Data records

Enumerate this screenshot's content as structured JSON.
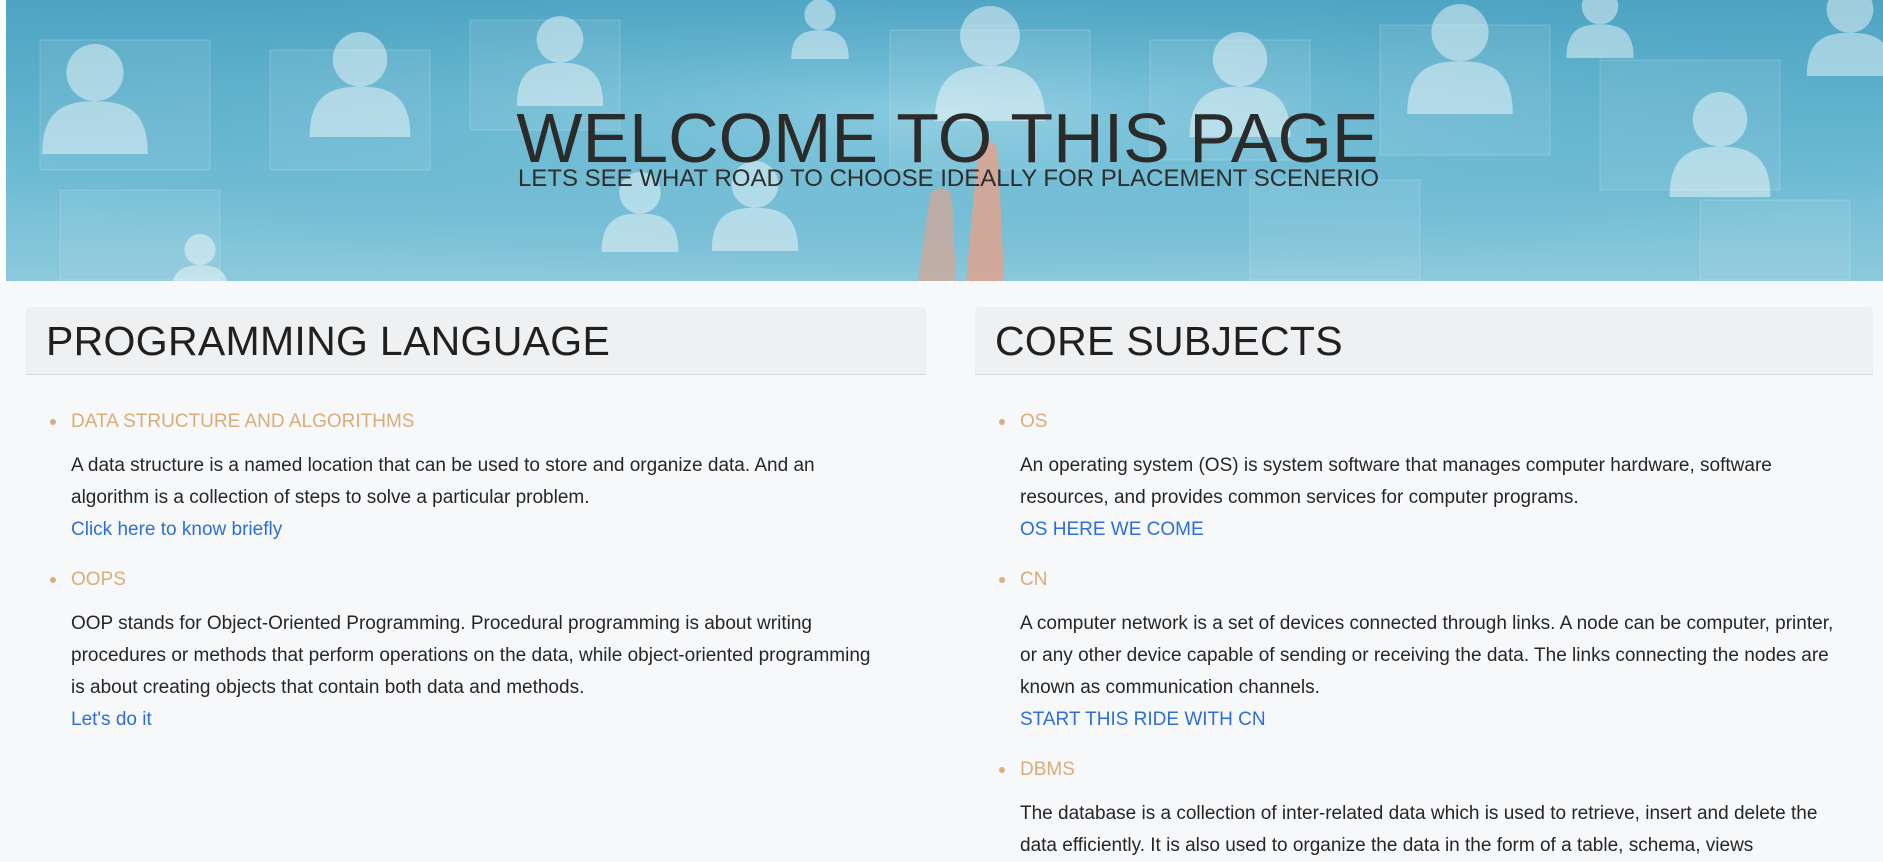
{
  "hero": {
    "title": "WELCOME TO THIS PAGE",
    "subtitle": "LETS SEE WHAT ROAD TO CHOOSE IDEALLY FOR PLACEMENT SCENERIO"
  },
  "programming": {
    "heading": "PROGRAMMING LANGUAGE",
    "topics": [
      {
        "title": "DATA STRUCTURE AND ALGORITHMS",
        "description": "A data structure is a named location that can be used to store and organize data. And an algorithm is a collection of steps to solve a particular problem.",
        "link": "Click here to know briefly"
      },
      {
        "title": "OOPS",
        "description": "OOP stands for Object-Oriented Programming. Procedural programming is about writing procedures or methods that perform operations on the data, while object-oriented programming is about creating objects that contain both data and methods.",
        "link": "Let's do it"
      }
    ]
  },
  "core": {
    "heading": "CORE SUBJECTS",
    "topics": [
      {
        "title": "OS",
        "description": "An operating system (OS) is system software that manages computer hardware, software resources, and provides common services for computer programs.",
        "link": "OS HERE WE COME"
      },
      {
        "title": "CN",
        "description": "A computer network is a set of devices connected through links. A node can be computer, printer, or any other device capable of sending or receiving the data. The links connecting the nodes are known as communication channels.",
        "link": "START THIS RIDE WITH CN"
      },
      {
        "title": "DBMS",
        "description": "The database is a collection of inter-related data which is used to retrieve, insert and delete the data efficiently. It is also used to organize the data in the form of a table, schema, views"
      }
    ]
  },
  "colors": {
    "topic_title": "#d9ad78",
    "link": "#2d6fd6",
    "hero_background": "#4da4c2"
  }
}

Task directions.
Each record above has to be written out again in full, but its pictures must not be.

Written solution.
Enumerate this screenshot's content as structured JSON.
{
  "hero": {
    "title": "WELCOME TO THIS PAGE",
    "subtitle": "LETS SEE WHAT ROAD TO CHOOSE IDEALLY FOR PLACEMENT SCENERIO"
  },
  "programming": {
    "heading": "PROGRAMMING LANGUAGE",
    "topics": [
      {
        "title": "DATA STRUCTURE AND ALGORITHMS",
        "description": "A data structure is a named location that can be used to store and organize data. And an algorithm is a collection of steps to solve a particular problem.",
        "link": "Click here to know briefly"
      },
      {
        "title": "OOPS",
        "description": "OOP stands for Object-Oriented Programming. Procedural programming is about writing procedures or methods that perform operations on the data, while object-oriented programming is about creating objects that contain both data and methods.",
        "link": "Let's do it"
      }
    ]
  },
  "core": {
    "heading": "CORE SUBJECTS",
    "topics": [
      {
        "title": "OS",
        "description": "An operating system (OS) is system software that manages computer hardware, software resources, and provides common services for computer programs.",
        "link": "OS HERE WE COME"
      },
      {
        "title": "CN",
        "description": "A computer network is a set of devices connected through links. A node can be computer, printer, or any other device capable of sending or receiving the data. The links connecting the nodes are known as communication channels.",
        "link": "START THIS RIDE WITH CN"
      },
      {
        "title": "DBMS",
        "description": "The database is a collection of inter-related data which is used to retrieve, insert and delete the data efficiently. It is also used to organize the data in the form of a table, schema, views"
      }
    ]
  },
  "colors": {
    "topic_title": "#d9ad78",
    "link": "#2d6fd6",
    "hero_background": "#4da4c2"
  }
}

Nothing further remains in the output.